> **Records shown**:
========

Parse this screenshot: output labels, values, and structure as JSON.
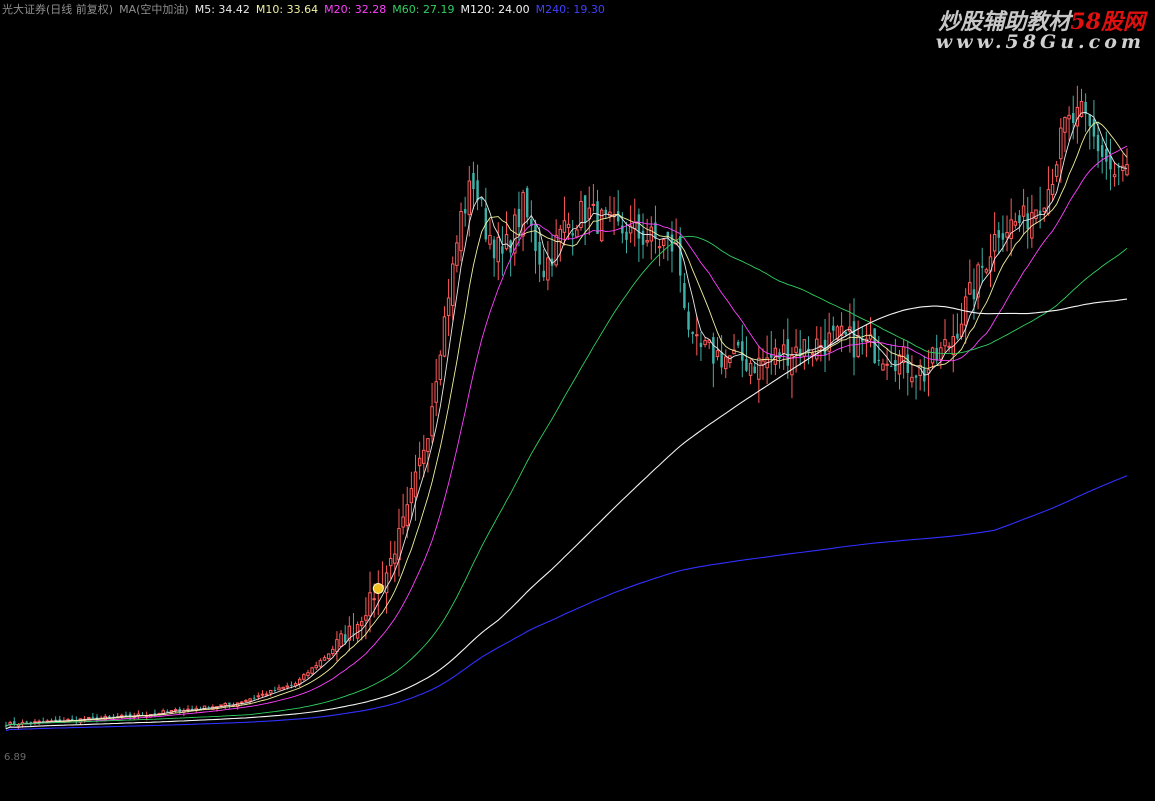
{
  "header": {
    "broker": "光大证券(日线 前复权)",
    "indicator": "MA(空中加油)",
    "ma5_label": "M5: 34.42",
    "ma10_label": "M10: 33.64",
    "ma20_label": "M20: 32.28",
    "ma60_label": "M60: 27.19",
    "ma120_label": "M120: 24.00",
    "ma240_label": "M240: 19.30"
  },
  "watermark": {
    "line1_prefix": "炒股辅助教材",
    "line1_suffix": "58股网",
    "line2": "www.58Gu.com"
  },
  "bottom_label": "6.89",
  "colors": {
    "up": "#ff5a5a",
    "down": "#3fb0a8",
    "m5": "#e8e8e8",
    "m10": "#f0f0a0",
    "m20": "#ff40ff",
    "m60": "#30d060",
    "m120": "#f4f4f4",
    "m240": "#3030ff",
    "text_gray": "#909090"
  },
  "chart_data": {
    "type": "candlestick",
    "title": "",
    "price_range": [
      4.5,
      40.5
    ],
    "note_marker_index": 90,
    "price_path": [
      [
        0,
        7.0
      ],
      [
        30,
        7.4
      ],
      [
        55,
        8.0
      ],
      [
        70,
        9.0
      ],
      [
        78,
        10.5
      ],
      [
        85,
        12.0
      ],
      [
        92,
        14.5
      ],
      [
        97,
        17.5
      ],
      [
        102,
        21.5
      ],
      [
        106,
        27.0
      ],
      [
        110,
        32.0
      ],
      [
        113,
        33.8
      ],
      [
        116,
        31.5
      ],
      [
        120,
        30.0
      ],
      [
        125,
        32.5
      ],
      [
        130,
        29.5
      ],
      [
        135,
        31.5
      ],
      [
        140,
        32.3
      ],
      [
        146,
        31.5
      ],
      [
        155,
        31.0
      ],
      [
        162,
        30.5
      ],
      [
        166,
        25.5
      ],
      [
        172,
        25.2
      ],
      [
        182,
        24.8
      ],
      [
        190,
        25.5
      ],
      [
        202,
        26.0
      ],
      [
        214,
        25.3
      ],
      [
        222,
        24.3
      ],
      [
        228,
        25.8
      ],
      [
        234,
        28.5
      ],
      [
        240,
        31.5
      ],
      [
        246,
        31.8
      ],
      [
        252,
        33.5
      ],
      [
        256,
        36.5
      ],
      [
        260,
        37.0
      ],
      [
        264,
        35.5
      ],
      [
        268,
        34.0
      ],
      [
        271,
        34.4
      ]
    ],
    "series": [
      {
        "name": "M5",
        "value": 34.42
      },
      {
        "name": "M10",
        "value": 33.64
      },
      {
        "name": "M20",
        "value": 32.28
      },
      {
        "name": "M60",
        "value": 27.19
      },
      {
        "name": "M120",
        "value": 24.0
      },
      {
        "name": "M240",
        "value": 19.3
      }
    ]
  }
}
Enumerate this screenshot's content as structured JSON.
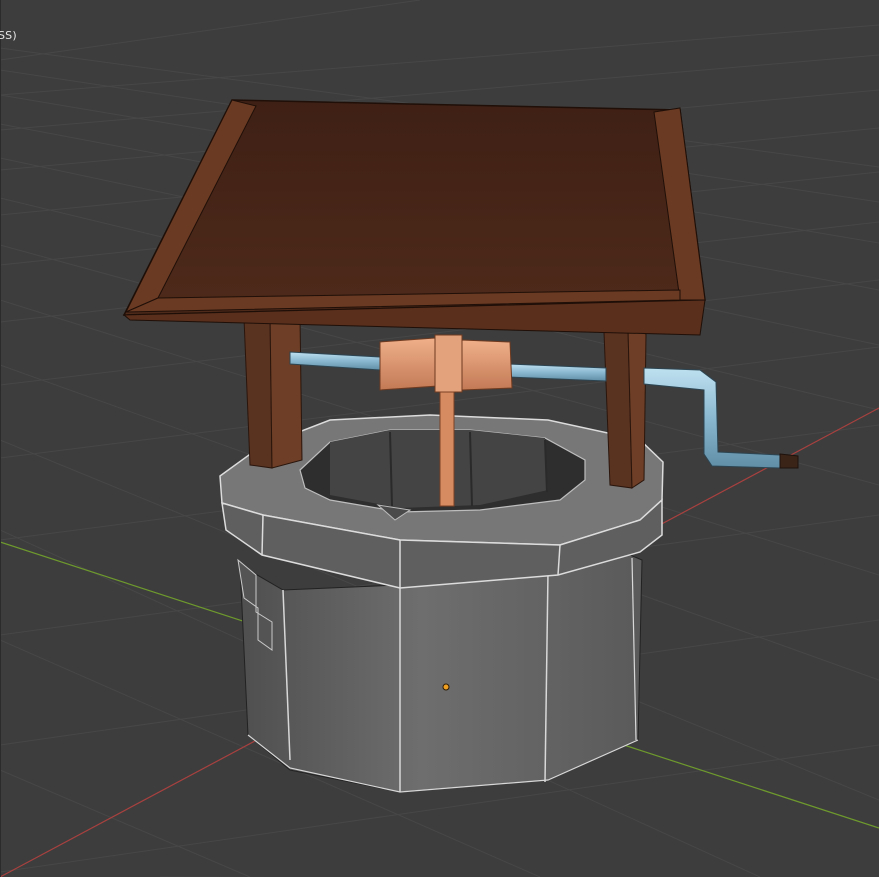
{
  "viewport": {
    "overlay_text": "SS)",
    "background_color": "#3d3d3d",
    "grid_color": "#4a4a4a",
    "x_axis_color": "#a8413f",
    "y_axis_color": "#6e9a2d",
    "origin_color": "#f0a020"
  },
  "model": {
    "roof_color": "#4a2618",
    "roof_edge_color": "#6a3a22",
    "post_color": "#5e3520",
    "stone_color": "#6b6b6b",
    "stone_edge_color": "#d0d0d0",
    "crank_color": "#8cbfd8",
    "spool_color": "#d9916a"
  }
}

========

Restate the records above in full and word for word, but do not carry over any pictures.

> **Written answer**:
Parse this screenshot: output labels, values, and structure as JSON.
{
  "header": {
    "broker": "光大证券(日线 前复权)",
    "indicator": "MA(空中加油)",
    "ma5_label": "M5: 34.42",
    "ma10_label": "M10: 33.64",
    "ma20_label": "M20: 32.28",
    "ma60_label": "M60: 27.19",
    "ma120_label": "M120: 24.00",
    "ma240_label": "M240: 19.30"
  },
  "watermark": {
    "line1_prefix": "炒股辅助教材",
    "line1_suffix": "58股网",
    "line2": "www.58Gu.com"
  },
  "bottom_label": "6.89",
  "colors": {
    "up": "#ff5a5a",
    "down": "#3fb0a8",
    "m5": "#e8e8e8",
    "m10": "#f0f0a0",
    "m20": "#ff40ff",
    "m60": "#30d060",
    "m120": "#f4f4f4",
    "m240": "#3030ff",
    "text_gray": "#909090"
  },
  "chart_data": {
    "type": "candlestick",
    "title": "",
    "price_range": [
      4.5,
      40.5
    ],
    "note_marker_index": 90,
    "price_path": [
      [
        0,
        7.0
      ],
      [
        30,
        7.4
      ],
      [
        55,
        8.0
      ],
      [
        70,
        9.0
      ],
      [
        78,
        10.5
      ],
      [
        85,
        12.0
      ],
      [
        92,
        14.5
      ],
      [
        97,
        17.5
      ],
      [
        102,
        21.5
      ],
      [
        106,
        27.0
      ],
      [
        110,
        32.0
      ],
      [
        113,
        33.8
      ],
      [
        116,
        31.5
      ],
      [
        120,
        30.0
      ],
      [
        125,
        32.5
      ],
      [
        130,
        29.5
      ],
      [
        135,
        31.5
      ],
      [
        140,
        32.3
      ],
      [
        146,
        31.5
      ],
      [
        155,
        31.0
      ],
      [
        162,
        30.5
      ],
      [
        166,
        25.5
      ],
      [
        172,
        25.2
      ],
      [
        182,
        24.8
      ],
      [
        190,
        25.5
      ],
      [
        202,
        26.0
      ],
      [
        214,
        25.3
      ],
      [
        222,
        24.3
      ],
      [
        228,
        25.8
      ],
      [
        234,
        28.5
      ],
      [
        240,
        31.5
      ],
      [
        246,
        31.8
      ],
      [
        252,
        33.5
      ],
      [
        256,
        36.5
      ],
      [
        260,
        37.0
      ],
      [
        264,
        35.5
      ],
      [
        268,
        34.0
      ],
      [
        271,
        34.4
      ]
    ],
    "series": [
      {
        "name": "M5",
        "value": 34.42
      },
      {
        "name": "M10",
        "value": 33.64
      },
      {
        "name": "M20",
        "value": 32.28
      },
      {
        "name": "M60",
        "value": 27.19
      },
      {
        "name": "M120",
        "value": 24.0
      },
      {
        "name": "M240",
        "value": 19.3
      }
    ]
  }
}
Enumerate this screenshot's content as structured JSON.
{
  "viewport": {
    "overlay_text": "SS)",
    "background_color": "#3d3d3d",
    "grid_color": "#4a4a4a",
    "x_axis_color": "#a8413f",
    "y_axis_color": "#6e9a2d",
    "origin_color": "#f0a020"
  },
  "model": {
    "roof_color": "#4a2618",
    "roof_edge_color": "#6a3a22",
    "post_color": "#5e3520",
    "stone_color": "#6b6b6b",
    "stone_edge_color": "#d0d0d0",
    "crank_color": "#8cbfd8",
    "spool_color": "#d9916a"
  }
}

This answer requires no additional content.